▼

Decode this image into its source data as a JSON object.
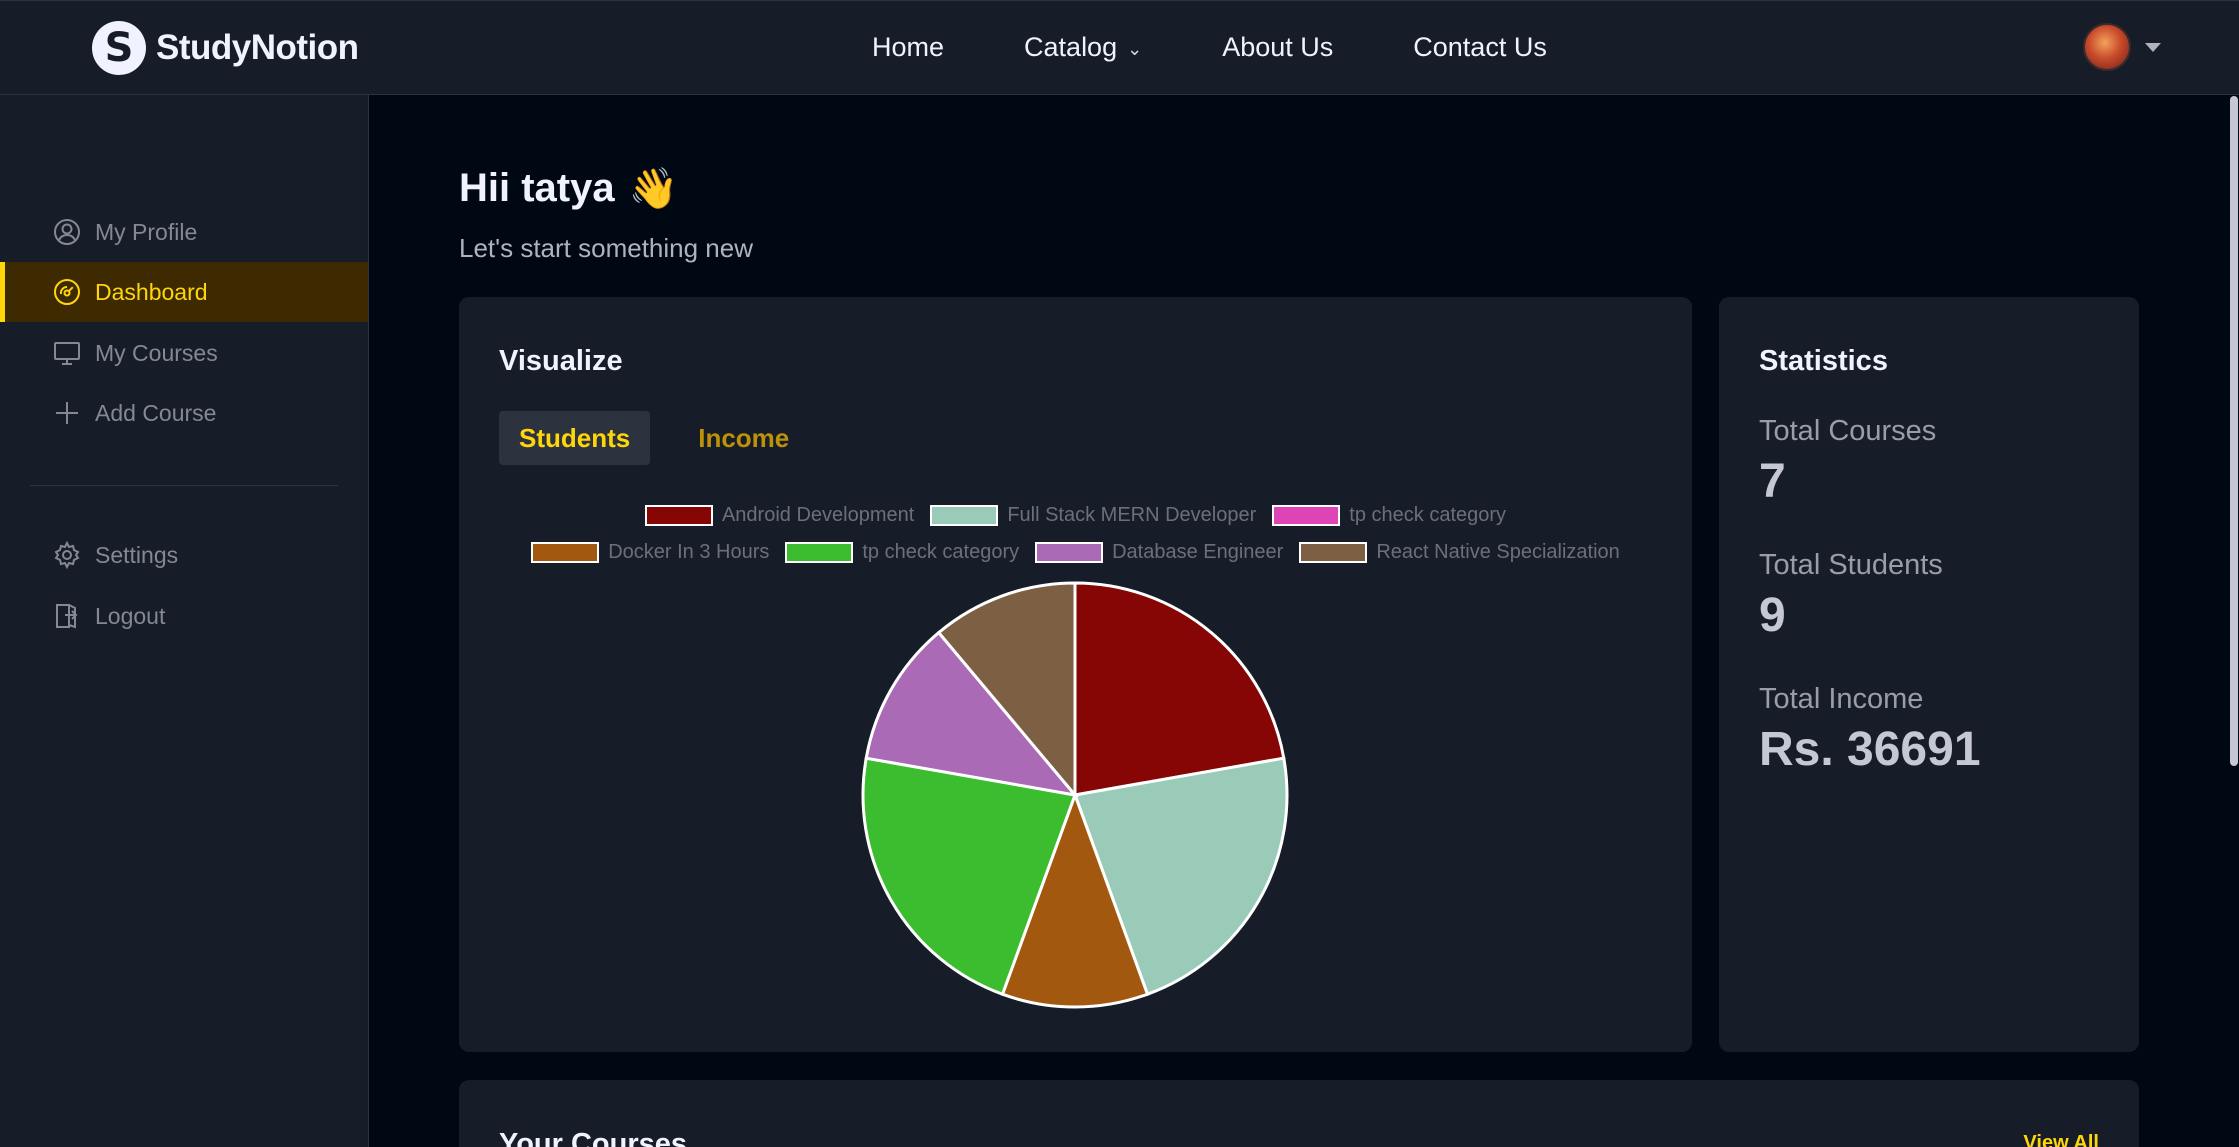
{
  "navbar": {
    "logo_mark": "S",
    "logo_text": "StudyNotion",
    "links": [
      "Home",
      "Catalog",
      "About Us",
      "Contact Us"
    ]
  },
  "sidebar": {
    "items": [
      {
        "label": "My Profile",
        "icon": "user-circle-icon"
      },
      {
        "label": "Dashboard",
        "icon": "gauge-icon"
      },
      {
        "label": "My Courses",
        "icon": "monitor-icon"
      },
      {
        "label": "Add Course",
        "icon": "plus-icon"
      },
      {
        "label": "Settings",
        "icon": "gear-icon"
      },
      {
        "label": "Logout",
        "icon": "logout-icon"
      }
    ],
    "active_item": "Dashboard"
  },
  "main": {
    "greeting": "Hii tatya",
    "greeting_emoji": "👋",
    "subtitle": "Let's start something new"
  },
  "visualize": {
    "title": "Visualize",
    "tabs": [
      "Students",
      "Income"
    ],
    "active_tab": "Students"
  },
  "statistics": {
    "title": "Statistics",
    "total_courses_label": "Total Courses",
    "total_courses": "7",
    "total_students_label": "Total Students",
    "total_students": "9",
    "total_income_label": "Total Income",
    "total_income": "Rs. 36691"
  },
  "courses": {
    "title": "Your Courses",
    "view_all": "View All"
  },
  "colors": {
    "accent": "#FFD60A",
    "active_bg": "#3D2A01",
    "card_bg": "#161D29",
    "page_bg": "#000814"
  },
  "chart_data": {
    "type": "pie",
    "legend_position": "top",
    "categories": [
      "Android Development",
      "Full Stack MERN Developer",
      "tp check category",
      "Docker In 3 Hours",
      "tp check category",
      "Database Engineer",
      "React Native Specialization"
    ],
    "values": [
      2,
      2,
      0,
      1,
      2,
      1,
      1
    ],
    "colors": [
      "#850605",
      "#9ACBB8",
      "#DE44B5",
      "#A35810",
      "#3CBD30",
      "#AA6AB5",
      "#7D5F43"
    ]
  }
}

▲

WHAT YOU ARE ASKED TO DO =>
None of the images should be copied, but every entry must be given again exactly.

SOLUTION FOR THIS TASK =>
Decode this image into its source data as a JSON object.
{
  "navbar": {
    "logo_mark": "S",
    "logo_text": "StudyNotion",
    "links": [
      "Home",
      "Catalog",
      "About Us",
      "Contact Us"
    ]
  },
  "sidebar": {
    "items": [
      {
        "label": "My Profile",
        "icon": "user-circle-icon"
      },
      {
        "label": "Dashboard",
        "icon": "gauge-icon"
      },
      {
        "label": "My Courses",
        "icon": "monitor-icon"
      },
      {
        "label": "Add Course",
        "icon": "plus-icon"
      },
      {
        "label": "Settings",
        "icon": "gear-icon"
      },
      {
        "label": "Logout",
        "icon": "logout-icon"
      }
    ],
    "active_item": "Dashboard"
  },
  "main": {
    "greeting": "Hii tatya",
    "greeting_emoji": "👋",
    "subtitle": "Let's start something new"
  },
  "visualize": {
    "title": "Visualize",
    "tabs": [
      "Students",
      "Income"
    ],
    "active_tab": "Students"
  },
  "statistics": {
    "title": "Statistics",
    "total_courses_label": "Total Courses",
    "total_courses": "7",
    "total_students_label": "Total Students",
    "total_students": "9",
    "total_income_label": "Total Income",
    "total_income": "Rs. 36691"
  },
  "courses": {
    "title": "Your Courses",
    "view_all": "View All"
  },
  "colors": {
    "accent": "#FFD60A",
    "active_bg": "#3D2A01",
    "card_bg": "#161D29",
    "page_bg": "#000814"
  },
  "chart_data": {
    "type": "pie",
    "legend_position": "top",
    "categories": [
      "Android Development",
      "Full Stack MERN Developer",
      "tp check category",
      "Docker In 3 Hours",
      "tp check category",
      "Database Engineer",
      "React Native Specialization"
    ],
    "values": [
      2,
      2,
      0,
      1,
      2,
      1,
      1
    ],
    "colors": [
      "#850605",
      "#9ACBB8",
      "#DE44B5",
      "#A35810",
      "#3CBD30",
      "#AA6AB5",
      "#7D5F43"
    ]
  }
}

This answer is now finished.